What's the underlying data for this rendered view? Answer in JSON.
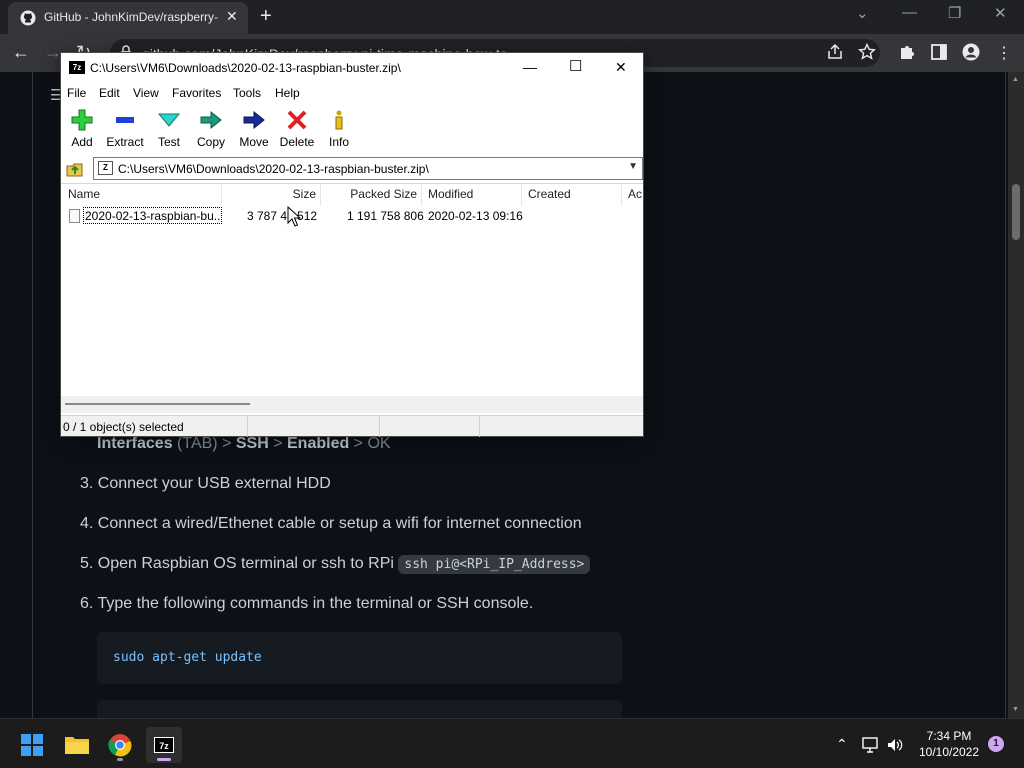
{
  "browser": {
    "tab_title": "GitHub - JohnKimDev/raspberry-",
    "url": "github.com/JohnKimDev/raspberry-pi-time-machine-how-to"
  },
  "page": {
    "line_interfaces": {
      "a": "Interfaces",
      "b": " (TAB) > ",
      "c": "SSH",
      "d": " > ",
      "e": "Enabled",
      "f": " > OK"
    },
    "item3": "3. Connect your USB external HDD",
    "item4": "4. Connect a wired/Ethenet cable or setup a wifi for internet connection",
    "item5_text": "5. Open Raspbian OS terminal or ssh to RPi",
    "item5_code": "ssh pi@<RPi_IP_Address>",
    "item6": "6. Type the following commands in the terminal or SSH console.",
    "code1": "sudo apt-get update"
  },
  "zip": {
    "app_icon": "7z",
    "title": "C:\\Users\\VM6\\Downloads\\2020-02-13-raspbian-buster.zip\\",
    "menu": [
      "File",
      "Edit",
      "View",
      "Favorites",
      "Tools",
      "Help"
    ],
    "toolbar": [
      "Add",
      "Extract",
      "Test",
      "Copy",
      "Move",
      "Delete",
      "Info"
    ],
    "address": "C:\\Users\\VM6\\Downloads\\2020-02-13-raspbian-buster.zip\\",
    "columns": [
      "Name",
      "Size",
      "Packed Size",
      "Modified",
      "Created",
      "Ac"
    ],
    "rows": [
      {
        "name": "2020-02-13-raspbian-bu...",
        "size": "3 787 45  512",
        "packed": "1 191 758 806",
        "modified": "2020-02-13 09:16",
        "created": ""
      }
    ],
    "status": "0 / 1 object(s) selected"
  },
  "taskbar": {
    "app_7z": "7z",
    "time": "7:34 PM",
    "date": "10/10/2022",
    "notifications": "1"
  }
}
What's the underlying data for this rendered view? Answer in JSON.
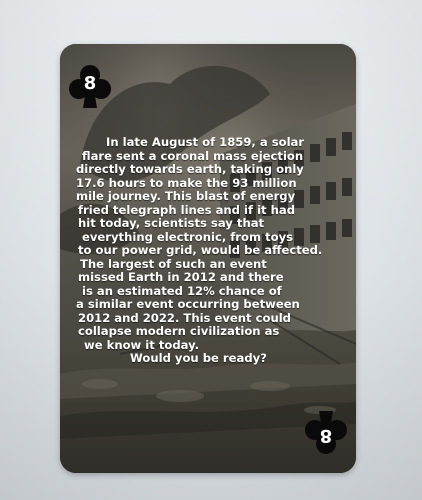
{
  "card": {
    "rank": "8",
    "suit_icon": "club-icon",
    "text_lines": [
      "In late August of 1859, a solar",
      "flare sent a coronal mass ejection",
      "directly towards earth, taking only",
      "17.6 hours to make the 93 million",
      "mile journey. This blast of energy",
      "fried telegraph lines and if it had",
      "hit today, scientists say that",
      "everything electronic, from toys",
      "to our power grid, would be affected.",
      "The largest of such an event",
      "missed Earth in 2012 and there",
      "is an estimated 12% chance of",
      "a similar event occurring between",
      "2012 and 2022. This event could",
      "collapse modern civilization as",
      "we know it today.",
      "Would you be ready?"
    ]
  },
  "colors": {
    "text": "#ffffff",
    "card_base": "#3b3a36",
    "background": "#e3e7ea"
  }
}
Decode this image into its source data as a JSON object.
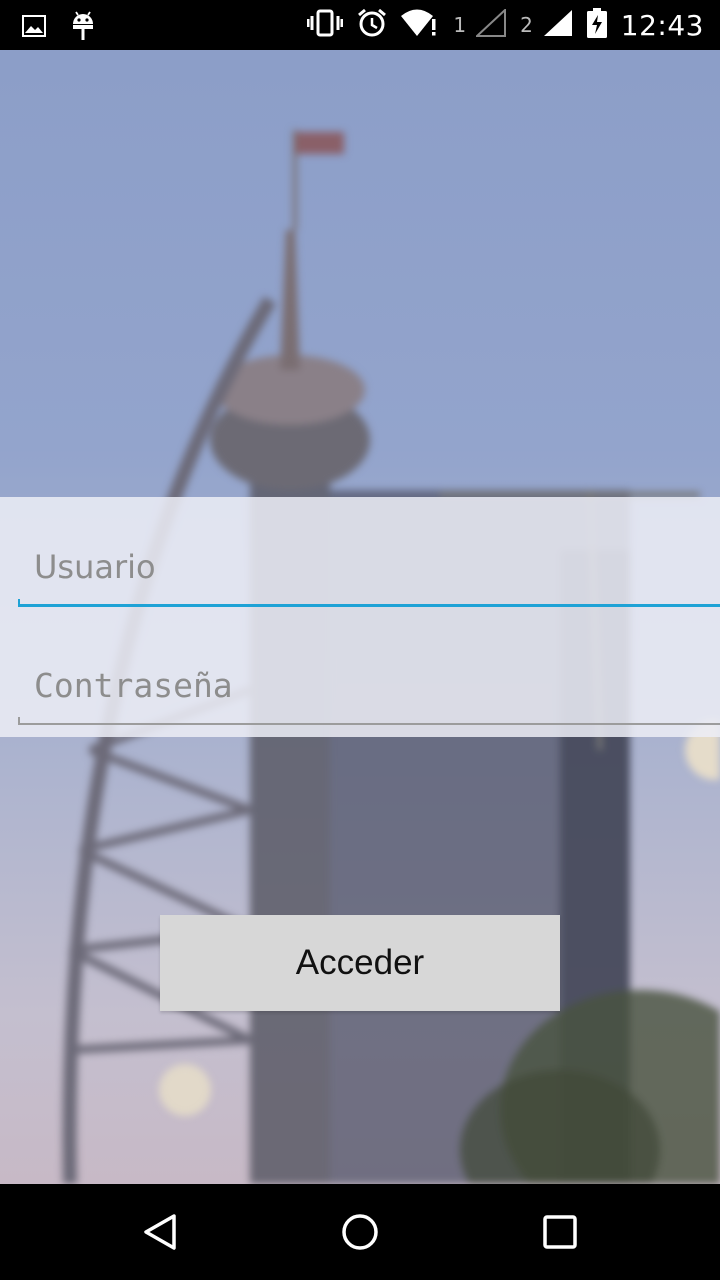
{
  "status_bar": {
    "time": "12:43",
    "sim1_label": "1",
    "sim2_label": "2",
    "icons_left": [
      "image-icon",
      "android-debug-icon"
    ],
    "icons_right": [
      "vibrate-icon",
      "alarm-icon",
      "wifi-alert-icon",
      "signal-sim1-icon",
      "signal-sim2-icon",
      "battery-charging-icon"
    ]
  },
  "login": {
    "username_placeholder": "Usuario",
    "password_placeholder": "Contraseña",
    "submit_label": "Acceder"
  },
  "colors": {
    "accent": "#1ea2d6",
    "button_bg": "#d7d7d7",
    "panel_bg": "#eceef6"
  },
  "nav_bar": {
    "icons": [
      "back-icon",
      "home-icon",
      "recents-icon"
    ]
  }
}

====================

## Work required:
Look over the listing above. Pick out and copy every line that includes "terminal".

## Written answer:
    "item5_text": "5. Open Raspbian OS terminal or ssh to RPi",
    "item6": "6. Type the following commands in the terminal or SSH console.",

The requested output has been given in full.